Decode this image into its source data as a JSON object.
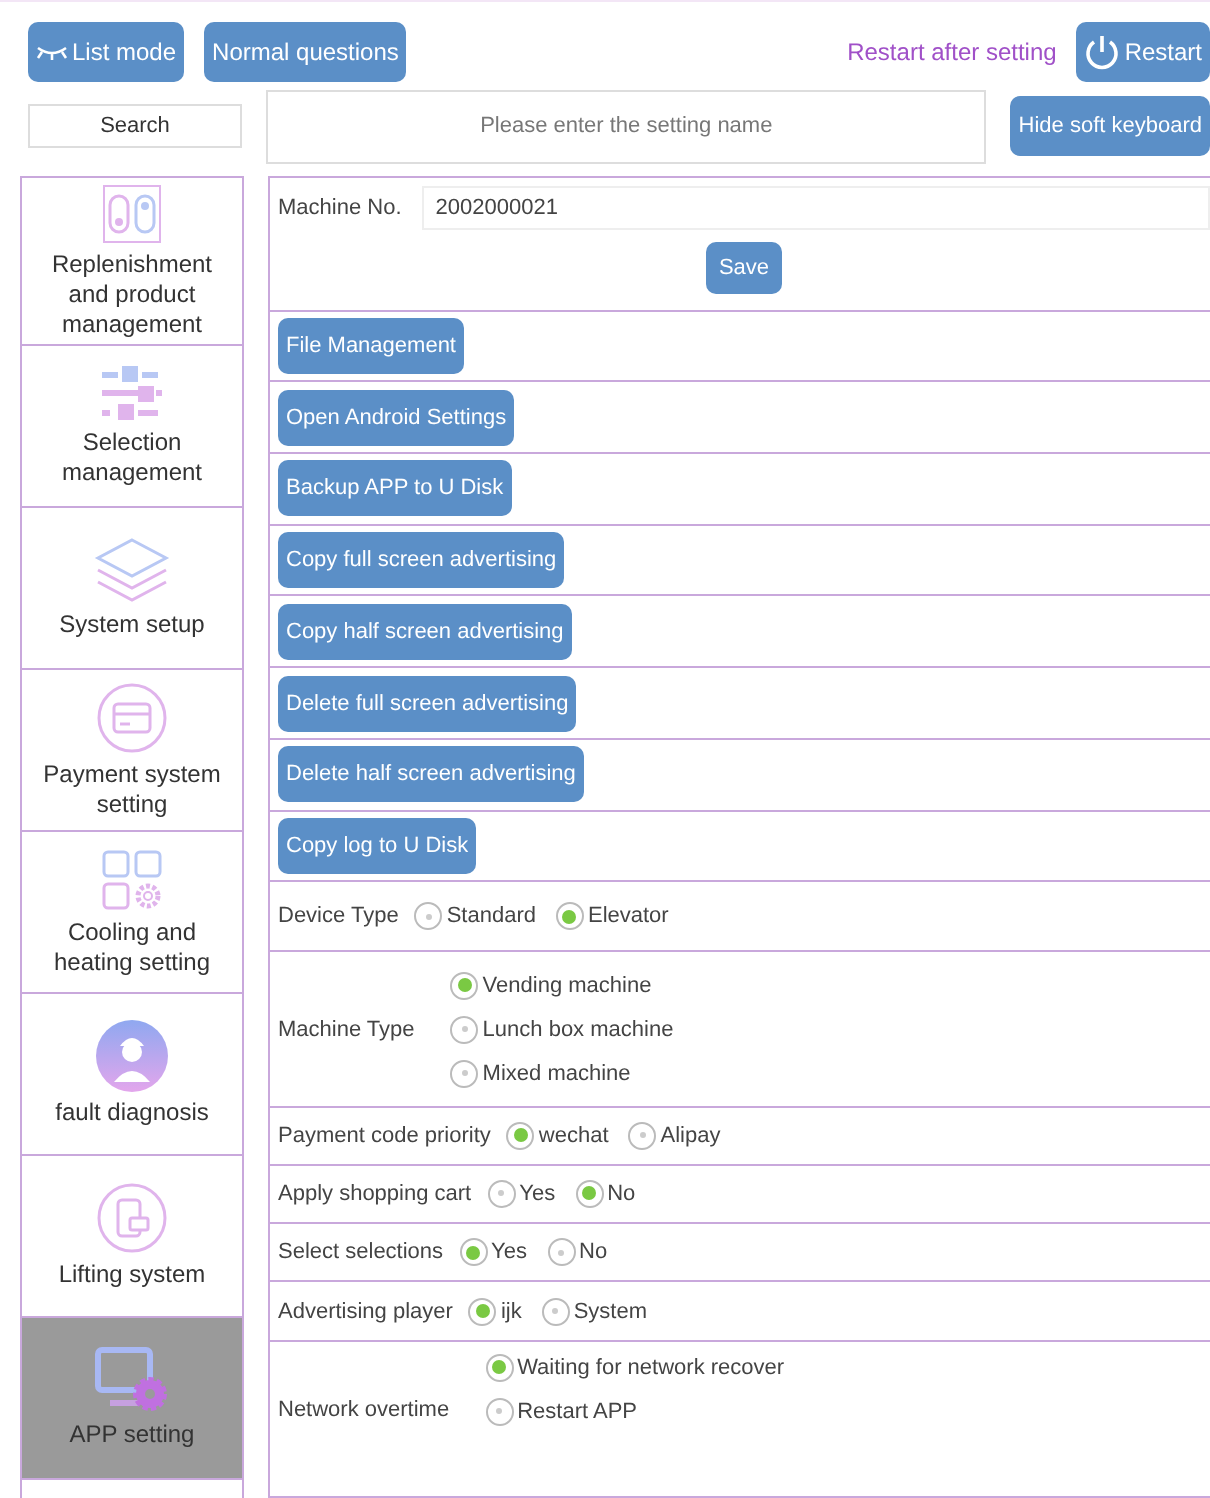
{
  "toolbar": {
    "buttons": [
      {
        "label": "List mode",
        "kind": "list"
      },
      {
        "label": "Normal questions",
        "kind": "plain"
      }
    ],
    "notice": "Restart after setting",
    "restart": "Restart"
  },
  "search_row": {
    "search": "Search",
    "placeholder": "Please enter the setting name",
    "hide_keyboard": "Hide soft keyboard"
  },
  "sidebar": {
    "items": [
      {
        "label": "Replenishment and product management",
        "kind": "replenish",
        "selected": false
      },
      {
        "label": "Selection management",
        "kind": "selection",
        "selected": false
      },
      {
        "label": "System setup",
        "kind": "layers",
        "selected": false
      },
      {
        "label": "Payment system setting",
        "kind": "card",
        "selected": false
      },
      {
        "label": "Cooling and heating setting",
        "kind": "grid",
        "selected": false
      },
      {
        "label": "fault diagnosis",
        "kind": "worker",
        "selected": false
      },
      {
        "label": "Lifting system",
        "kind": "phone",
        "selected": false
      },
      {
        "label": "APP setting",
        "kind": "monitor",
        "selected": true
      }
    ]
  },
  "machine_no": {
    "label": "Machine No.",
    "value": "2002000021",
    "save": "Save"
  },
  "actions": [
    "File Management",
    "Open Android Settings",
    "Backup APP to U Disk",
    "Copy full screen advertising",
    "Copy half screen advertising",
    "Delete full screen advertising",
    "Delete half screen advertising",
    "Copy log to U Disk"
  ],
  "options": [
    {
      "label": "Device Type",
      "kind": "inline",
      "choices": [
        {
          "label": "Standard",
          "selected": false
        },
        {
          "label": "Elevator",
          "selected": true
        }
      ]
    },
    {
      "label": "Machine Type",
      "kind": "stacked",
      "choices": [
        {
          "label": "Vending machine",
          "selected": true
        },
        {
          "label": "Lunch box machine",
          "selected": false
        },
        {
          "label": "Mixed machine",
          "selected": false
        }
      ]
    },
    {
      "label": "Payment code priority",
      "kind": "inline",
      "choices": [
        {
          "label": "wechat",
          "selected": true
        },
        {
          "label": "Alipay",
          "selected": false
        }
      ]
    },
    {
      "label": "Apply shopping cart",
      "kind": "inline",
      "choices": [
        {
          "label": "Yes",
          "selected": false
        },
        {
          "label": "No",
          "selected": true
        }
      ]
    },
    {
      "label": "Select selections",
      "kind": "inline",
      "choices": [
        {
          "label": "Yes",
          "selected": true
        },
        {
          "label": "No",
          "selected": false
        }
      ]
    },
    {
      "label": "Advertising player",
      "kind": "inline",
      "choices": [
        {
          "label": "ijk",
          "selected": true
        },
        {
          "label": "System",
          "selected": false
        }
      ]
    },
    {
      "label": "Network overtime",
      "kind": "stacked",
      "choices": [
        {
          "label": "Waiting for network recover",
          "selected": true
        },
        {
          "label": "Restart APP",
          "selected": false
        }
      ]
    }
  ]
}
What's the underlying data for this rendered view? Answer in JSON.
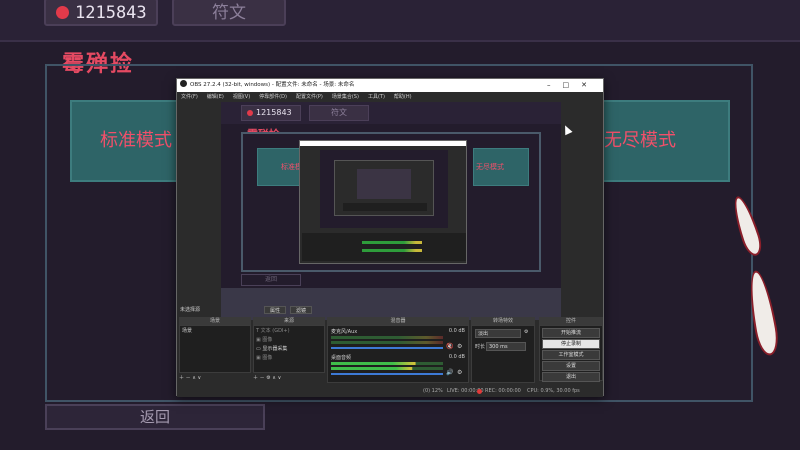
{
  "game": {
    "score": "1215843",
    "tab": "符文",
    "title": "霉殚捡",
    "mode_left": "标准模式",
    "mode_right": "无尽模式",
    "back": "返回"
  },
  "obs": {
    "title": "OBS 27.2.4 (32-bit, windows) - 配置文件: 未命名 - 场景: 未命名",
    "menu": [
      "文件(F)",
      "编辑(E)",
      "视图(V)",
      "停靠部件(D)",
      "配置文件(P)",
      "场景集合(S)",
      "工具(T)",
      "帮助(H)"
    ],
    "no_source": "未选择源",
    "props_btn": "属性",
    "filters_btn": "滤镜",
    "docks": {
      "scenes": "场景",
      "sources": "来源",
      "mixer": "混音器",
      "transitions": "转场特效",
      "controls": "控件"
    },
    "scenes_list": [
      "场景"
    ],
    "sources_list": [
      "文本 (GDI+)",
      "图像",
      "显示器采集",
      "图像"
    ],
    "mixer": [
      {
        "name": "麦克风/Aux",
        "db": "0.0 dB"
      },
      {
        "name": "桌面音频",
        "db": "0.0 dB"
      }
    ],
    "transition": {
      "type": "淡出",
      "duration_label": "时长",
      "duration_value": "300 ms"
    },
    "controls": [
      "开始推流",
      "停止录制",
      "工作室模式",
      "设置",
      "退出"
    ],
    "status": {
      "live": "LIVE: 00:00:00",
      "rec": "REC: 00:00:00",
      "cpu": "CPU: 0.9%, 30.00 fps",
      "dropped": "(0) 12%"
    }
  },
  "colors": {
    "accent_red": "#e54a62",
    "mode_teal": "#2e6467",
    "bg": "#231c2c"
  }
}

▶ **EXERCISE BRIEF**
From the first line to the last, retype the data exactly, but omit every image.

▶ **SOLUTION TO THIS PROBLEM**
Decode this image into its source data as a JSON object.
{
  "toolbar": {
    "buttons": [
      {
        "label": "List mode",
        "kind": "list"
      },
      {
        "label": "Normal questions",
        "kind": "plain"
      }
    ],
    "notice": "Restart after setting",
    "restart": "Restart"
  },
  "search_row": {
    "search": "Search",
    "placeholder": "Please enter the setting name",
    "hide_keyboard": "Hide soft keyboard"
  },
  "sidebar": {
    "items": [
      {
        "label": "Replenishment and product management",
        "kind": "replenish",
        "selected": false
      },
      {
        "label": "Selection management",
        "kind": "selection",
        "selected": false
      },
      {
        "label": "System setup",
        "kind": "layers",
        "selected": false
      },
      {
        "label": "Payment system setting",
        "kind": "card",
        "selected": false
      },
      {
        "label": "Cooling and heating setting",
        "kind": "grid",
        "selected": false
      },
      {
        "label": "fault diagnosis",
        "kind": "worker",
        "selected": false
      },
      {
        "label": "Lifting system",
        "kind": "phone",
        "selected": false
      },
      {
        "label": "APP setting",
        "kind": "monitor",
        "selected": true
      }
    ]
  },
  "machine_no": {
    "label": "Machine No.",
    "value": "2002000021",
    "save": "Save"
  },
  "actions": [
    "File Management",
    "Open Android Settings",
    "Backup APP to U Disk",
    "Copy full screen advertising",
    "Copy half screen advertising",
    "Delete full screen advertising",
    "Delete half screen advertising",
    "Copy log to U Disk"
  ],
  "options": [
    {
      "label": "Device Type",
      "kind": "inline",
      "choices": [
        {
          "label": "Standard",
          "selected": false
        },
        {
          "label": "Elevator",
          "selected": true
        }
      ]
    },
    {
      "label": "Machine Type",
      "kind": "stacked",
      "choices": [
        {
          "label": "Vending machine",
          "selected": true
        },
        {
          "label": "Lunch box machine",
          "selected": false
        },
        {
          "label": "Mixed machine",
          "selected": false
        }
      ]
    },
    {
      "label": "Payment code priority",
      "kind": "inline",
      "choices": [
        {
          "label": "wechat",
          "selected": true
        },
        {
          "label": "Alipay",
          "selected": false
        }
      ]
    },
    {
      "label": "Apply shopping cart",
      "kind": "inline",
      "choices": [
        {
          "label": "Yes",
          "selected": false
        },
        {
          "label": "No",
          "selected": true
        }
      ]
    },
    {
      "label": "Select selections",
      "kind": "inline",
      "choices": [
        {
          "label": "Yes",
          "selected": true
        },
        {
          "label": "No",
          "selected": false
        }
      ]
    },
    {
      "label": "Advertising player",
      "kind": "inline",
      "choices": [
        {
          "label": "ijk",
          "selected": true
        },
        {
          "label": "System",
          "selected": false
        }
      ]
    },
    {
      "label": "Network overtime",
      "kind": "stacked",
      "choices": [
        {
          "label": "Waiting for network recover",
          "selected": true
        },
        {
          "label": "Restart APP",
          "selected": false
        }
      ]
    }
  ]
}
What's the underlying data for this rendered view? Answer in JSON.
{
  "game": {
    "score": "1215843",
    "tab": "符文",
    "title": "霉殚捡",
    "mode_left": "标准模式",
    "mode_right": "无尽模式",
    "back": "返回"
  },
  "obs": {
    "title": "OBS 27.2.4 (32-bit, windows) - 配置文件: 未命名 - 场景: 未命名",
    "menu": [
      "文件(F)",
      "编辑(E)",
      "视图(V)",
      "停靠部件(D)",
      "配置文件(P)",
      "场景集合(S)",
      "工具(T)",
      "帮助(H)"
    ],
    "no_source": "未选择源",
    "props_btn": "属性",
    "filters_btn": "滤镜",
    "docks": {
      "scenes": "场景",
      "sources": "来源",
      "mixer": "混音器",
      "transitions": "转场特效",
      "controls": "控件"
    },
    "scenes_list": [
      "场景"
    ],
    "sources_list": [
      "文本 (GDI+)",
      "图像",
      "显示器采集",
      "图像"
    ],
    "mixer": [
      {
        "name": "麦克风/Aux",
        "db": "0.0 dB"
      },
      {
        "name": "桌面音频",
        "db": "0.0 dB"
      }
    ],
    "transition": {
      "type": "淡出",
      "duration_label": "时长",
      "duration_value": "300 ms"
    },
    "controls": [
      "开始推流",
      "停止录制",
      "工作室模式",
      "设置",
      "退出"
    ],
    "status": {
      "live": "LIVE: 00:00:00",
      "rec": "REC: 00:00:00",
      "cpu": "CPU: 0.9%, 30.00 fps",
      "dropped": "(0) 12%"
    }
  },
  "colors": {
    "accent_red": "#e54a62",
    "mode_teal": "#2e6467",
    "bg": "#231c2c"
  }
}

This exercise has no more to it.